Work instruction =
Every line of the records below that holds the word "content" should be copied out.
══ Records
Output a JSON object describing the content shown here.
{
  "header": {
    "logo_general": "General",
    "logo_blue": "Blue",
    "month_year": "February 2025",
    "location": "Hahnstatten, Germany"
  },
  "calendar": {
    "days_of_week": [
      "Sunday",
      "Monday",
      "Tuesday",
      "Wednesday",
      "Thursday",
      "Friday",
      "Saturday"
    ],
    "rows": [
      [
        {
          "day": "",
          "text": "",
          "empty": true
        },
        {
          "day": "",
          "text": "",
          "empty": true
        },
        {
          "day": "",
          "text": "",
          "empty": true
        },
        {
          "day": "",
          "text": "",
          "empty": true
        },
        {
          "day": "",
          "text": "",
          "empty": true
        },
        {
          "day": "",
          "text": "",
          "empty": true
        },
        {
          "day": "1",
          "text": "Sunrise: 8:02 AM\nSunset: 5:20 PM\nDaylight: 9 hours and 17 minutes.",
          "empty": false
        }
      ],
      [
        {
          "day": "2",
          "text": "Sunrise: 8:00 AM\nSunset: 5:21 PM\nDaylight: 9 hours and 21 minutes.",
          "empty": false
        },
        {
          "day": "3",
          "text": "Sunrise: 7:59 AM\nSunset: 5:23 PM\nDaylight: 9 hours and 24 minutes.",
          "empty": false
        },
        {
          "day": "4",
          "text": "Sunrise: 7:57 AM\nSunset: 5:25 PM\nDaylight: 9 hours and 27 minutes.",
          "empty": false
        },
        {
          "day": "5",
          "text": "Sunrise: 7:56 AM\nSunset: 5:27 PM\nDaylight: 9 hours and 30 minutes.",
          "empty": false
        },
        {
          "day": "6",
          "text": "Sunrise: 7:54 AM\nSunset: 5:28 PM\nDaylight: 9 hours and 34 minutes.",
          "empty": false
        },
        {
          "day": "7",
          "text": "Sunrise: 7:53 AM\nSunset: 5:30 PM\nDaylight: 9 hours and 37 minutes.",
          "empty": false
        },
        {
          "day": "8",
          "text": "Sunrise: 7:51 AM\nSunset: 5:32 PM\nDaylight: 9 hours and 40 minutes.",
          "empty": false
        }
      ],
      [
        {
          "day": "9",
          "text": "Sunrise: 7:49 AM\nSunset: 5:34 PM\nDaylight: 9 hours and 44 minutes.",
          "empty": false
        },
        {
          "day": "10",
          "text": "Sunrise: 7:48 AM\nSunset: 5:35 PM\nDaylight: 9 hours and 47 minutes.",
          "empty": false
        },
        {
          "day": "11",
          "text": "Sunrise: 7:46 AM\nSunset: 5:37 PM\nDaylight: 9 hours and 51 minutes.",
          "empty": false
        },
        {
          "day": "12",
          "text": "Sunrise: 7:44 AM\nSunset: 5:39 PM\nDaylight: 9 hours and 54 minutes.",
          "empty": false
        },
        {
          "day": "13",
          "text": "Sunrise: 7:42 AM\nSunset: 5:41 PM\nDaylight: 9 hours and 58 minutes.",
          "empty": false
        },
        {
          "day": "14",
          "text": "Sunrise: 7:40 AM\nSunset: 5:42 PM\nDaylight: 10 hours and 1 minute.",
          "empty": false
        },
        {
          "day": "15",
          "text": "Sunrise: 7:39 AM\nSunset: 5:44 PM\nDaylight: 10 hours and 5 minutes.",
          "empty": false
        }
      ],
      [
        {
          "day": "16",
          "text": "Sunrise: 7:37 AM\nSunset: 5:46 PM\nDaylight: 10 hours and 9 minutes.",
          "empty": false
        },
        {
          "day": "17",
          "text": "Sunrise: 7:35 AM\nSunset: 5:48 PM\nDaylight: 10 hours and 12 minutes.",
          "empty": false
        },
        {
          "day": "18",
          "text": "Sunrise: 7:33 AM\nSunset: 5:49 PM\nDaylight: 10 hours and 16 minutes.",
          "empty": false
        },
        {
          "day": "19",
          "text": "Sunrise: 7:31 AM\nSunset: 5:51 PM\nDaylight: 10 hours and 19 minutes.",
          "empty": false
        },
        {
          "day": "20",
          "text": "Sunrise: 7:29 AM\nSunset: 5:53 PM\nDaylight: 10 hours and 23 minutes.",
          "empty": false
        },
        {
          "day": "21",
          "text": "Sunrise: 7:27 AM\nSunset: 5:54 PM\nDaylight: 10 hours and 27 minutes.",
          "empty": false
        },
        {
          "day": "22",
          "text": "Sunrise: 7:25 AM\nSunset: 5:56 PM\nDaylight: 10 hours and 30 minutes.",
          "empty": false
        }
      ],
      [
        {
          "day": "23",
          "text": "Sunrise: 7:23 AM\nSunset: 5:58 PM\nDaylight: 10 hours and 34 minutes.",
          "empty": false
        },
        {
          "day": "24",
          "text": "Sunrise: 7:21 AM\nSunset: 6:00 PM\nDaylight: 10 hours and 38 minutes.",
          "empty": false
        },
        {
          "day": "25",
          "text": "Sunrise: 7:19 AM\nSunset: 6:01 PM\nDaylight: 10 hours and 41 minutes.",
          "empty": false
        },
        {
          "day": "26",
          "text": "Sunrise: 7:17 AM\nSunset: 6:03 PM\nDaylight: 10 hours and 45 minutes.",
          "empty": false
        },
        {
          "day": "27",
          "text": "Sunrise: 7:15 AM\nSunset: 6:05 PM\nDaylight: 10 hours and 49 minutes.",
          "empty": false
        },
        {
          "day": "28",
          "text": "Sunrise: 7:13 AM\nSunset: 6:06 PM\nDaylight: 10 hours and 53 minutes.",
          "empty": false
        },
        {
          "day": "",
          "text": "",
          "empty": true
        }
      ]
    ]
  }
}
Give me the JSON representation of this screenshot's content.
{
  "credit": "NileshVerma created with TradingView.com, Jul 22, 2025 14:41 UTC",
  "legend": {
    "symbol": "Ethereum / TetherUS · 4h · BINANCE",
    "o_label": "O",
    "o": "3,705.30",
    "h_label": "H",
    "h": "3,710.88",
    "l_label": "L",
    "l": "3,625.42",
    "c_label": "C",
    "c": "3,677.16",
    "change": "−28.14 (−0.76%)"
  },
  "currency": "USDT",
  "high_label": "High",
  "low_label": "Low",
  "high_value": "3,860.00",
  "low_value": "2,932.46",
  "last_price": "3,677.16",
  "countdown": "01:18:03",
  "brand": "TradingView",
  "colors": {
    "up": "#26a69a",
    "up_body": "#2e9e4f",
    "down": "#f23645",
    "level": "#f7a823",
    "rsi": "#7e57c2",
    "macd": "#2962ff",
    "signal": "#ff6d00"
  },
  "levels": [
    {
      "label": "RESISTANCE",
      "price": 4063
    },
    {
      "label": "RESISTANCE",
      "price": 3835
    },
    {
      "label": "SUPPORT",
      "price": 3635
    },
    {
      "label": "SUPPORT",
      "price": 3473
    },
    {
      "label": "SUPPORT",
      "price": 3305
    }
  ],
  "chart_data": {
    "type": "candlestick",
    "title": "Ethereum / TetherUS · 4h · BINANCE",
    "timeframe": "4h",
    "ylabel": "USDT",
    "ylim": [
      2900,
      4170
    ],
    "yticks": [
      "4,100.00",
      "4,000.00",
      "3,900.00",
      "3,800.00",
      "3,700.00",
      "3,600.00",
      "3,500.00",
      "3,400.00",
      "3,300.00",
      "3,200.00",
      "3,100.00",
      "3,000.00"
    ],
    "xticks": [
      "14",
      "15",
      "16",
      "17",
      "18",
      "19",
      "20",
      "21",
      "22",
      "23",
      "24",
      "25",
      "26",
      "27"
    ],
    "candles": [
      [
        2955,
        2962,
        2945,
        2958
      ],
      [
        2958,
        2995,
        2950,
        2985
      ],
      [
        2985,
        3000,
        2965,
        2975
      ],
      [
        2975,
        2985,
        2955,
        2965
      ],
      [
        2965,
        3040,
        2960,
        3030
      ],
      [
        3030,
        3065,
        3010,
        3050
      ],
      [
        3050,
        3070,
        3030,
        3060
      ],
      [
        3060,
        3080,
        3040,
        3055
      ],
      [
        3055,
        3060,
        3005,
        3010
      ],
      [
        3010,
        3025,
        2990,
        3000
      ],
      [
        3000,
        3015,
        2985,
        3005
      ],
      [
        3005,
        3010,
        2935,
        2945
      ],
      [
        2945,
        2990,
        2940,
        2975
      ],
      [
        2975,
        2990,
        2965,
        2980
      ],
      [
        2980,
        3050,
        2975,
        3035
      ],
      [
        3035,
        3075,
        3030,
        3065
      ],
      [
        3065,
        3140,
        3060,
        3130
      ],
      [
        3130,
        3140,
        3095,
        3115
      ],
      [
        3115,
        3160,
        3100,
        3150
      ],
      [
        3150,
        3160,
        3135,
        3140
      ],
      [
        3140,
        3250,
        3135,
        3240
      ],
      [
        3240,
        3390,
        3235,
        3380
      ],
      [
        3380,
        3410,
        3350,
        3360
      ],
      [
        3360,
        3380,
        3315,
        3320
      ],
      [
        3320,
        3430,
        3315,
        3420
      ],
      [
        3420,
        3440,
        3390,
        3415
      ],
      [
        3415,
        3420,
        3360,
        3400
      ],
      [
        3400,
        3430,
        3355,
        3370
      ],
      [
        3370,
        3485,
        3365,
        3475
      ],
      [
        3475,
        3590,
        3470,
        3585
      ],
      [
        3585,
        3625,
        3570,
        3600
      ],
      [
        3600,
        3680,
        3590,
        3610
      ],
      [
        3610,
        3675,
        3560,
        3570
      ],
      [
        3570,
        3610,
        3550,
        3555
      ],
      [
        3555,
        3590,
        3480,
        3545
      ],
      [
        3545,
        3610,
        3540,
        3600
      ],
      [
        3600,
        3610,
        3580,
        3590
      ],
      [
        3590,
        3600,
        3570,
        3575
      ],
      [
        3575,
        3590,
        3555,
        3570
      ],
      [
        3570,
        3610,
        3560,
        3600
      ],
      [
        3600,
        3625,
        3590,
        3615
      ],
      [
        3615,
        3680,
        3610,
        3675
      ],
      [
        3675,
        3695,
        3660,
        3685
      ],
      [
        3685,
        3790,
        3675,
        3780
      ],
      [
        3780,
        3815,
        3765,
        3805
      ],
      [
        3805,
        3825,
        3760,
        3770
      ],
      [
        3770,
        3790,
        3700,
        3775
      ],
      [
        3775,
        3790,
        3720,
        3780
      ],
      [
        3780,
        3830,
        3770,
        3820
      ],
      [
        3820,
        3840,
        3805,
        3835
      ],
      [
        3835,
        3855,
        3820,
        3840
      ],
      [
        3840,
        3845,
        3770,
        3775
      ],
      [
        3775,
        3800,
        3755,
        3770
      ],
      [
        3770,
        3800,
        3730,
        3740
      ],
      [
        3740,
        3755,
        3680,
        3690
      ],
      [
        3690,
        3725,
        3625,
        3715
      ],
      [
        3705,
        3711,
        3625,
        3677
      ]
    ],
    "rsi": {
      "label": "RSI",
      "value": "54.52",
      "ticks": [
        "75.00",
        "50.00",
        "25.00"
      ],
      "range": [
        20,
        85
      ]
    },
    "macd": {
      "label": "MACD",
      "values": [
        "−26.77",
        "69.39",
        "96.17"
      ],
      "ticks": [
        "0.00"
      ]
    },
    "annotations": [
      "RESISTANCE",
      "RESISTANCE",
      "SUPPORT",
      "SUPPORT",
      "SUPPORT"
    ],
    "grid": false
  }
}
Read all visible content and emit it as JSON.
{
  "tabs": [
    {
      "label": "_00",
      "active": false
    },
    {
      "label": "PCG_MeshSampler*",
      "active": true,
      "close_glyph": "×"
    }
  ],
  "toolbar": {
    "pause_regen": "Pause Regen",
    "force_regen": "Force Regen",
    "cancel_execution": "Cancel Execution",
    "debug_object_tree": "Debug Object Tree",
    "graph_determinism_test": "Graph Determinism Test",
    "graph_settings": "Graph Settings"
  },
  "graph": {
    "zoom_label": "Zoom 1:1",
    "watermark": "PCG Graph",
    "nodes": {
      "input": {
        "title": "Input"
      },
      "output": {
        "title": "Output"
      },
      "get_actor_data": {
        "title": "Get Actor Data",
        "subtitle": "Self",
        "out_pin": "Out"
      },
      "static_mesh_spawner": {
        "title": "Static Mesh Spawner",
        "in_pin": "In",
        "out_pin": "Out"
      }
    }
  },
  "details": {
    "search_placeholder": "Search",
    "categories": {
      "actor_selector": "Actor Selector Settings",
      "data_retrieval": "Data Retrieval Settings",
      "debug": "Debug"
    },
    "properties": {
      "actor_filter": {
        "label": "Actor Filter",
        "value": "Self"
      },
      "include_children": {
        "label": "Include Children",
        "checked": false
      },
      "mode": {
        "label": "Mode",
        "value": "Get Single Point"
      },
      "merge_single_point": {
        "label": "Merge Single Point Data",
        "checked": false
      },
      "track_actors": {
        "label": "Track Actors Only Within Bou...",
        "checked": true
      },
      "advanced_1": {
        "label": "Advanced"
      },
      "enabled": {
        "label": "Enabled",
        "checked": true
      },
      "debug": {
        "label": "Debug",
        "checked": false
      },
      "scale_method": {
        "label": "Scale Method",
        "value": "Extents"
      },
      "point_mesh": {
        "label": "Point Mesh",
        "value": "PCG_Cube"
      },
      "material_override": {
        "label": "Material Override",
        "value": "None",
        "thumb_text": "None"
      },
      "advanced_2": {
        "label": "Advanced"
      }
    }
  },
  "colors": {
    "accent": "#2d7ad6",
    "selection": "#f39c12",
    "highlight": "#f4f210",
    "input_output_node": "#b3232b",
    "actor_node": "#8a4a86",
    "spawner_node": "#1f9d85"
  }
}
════
Solved exercise =
Output a JSON object describing the content shown here.
Give me the JSON representation of this screenshot's content.
Read all visible content and emit it as JSON.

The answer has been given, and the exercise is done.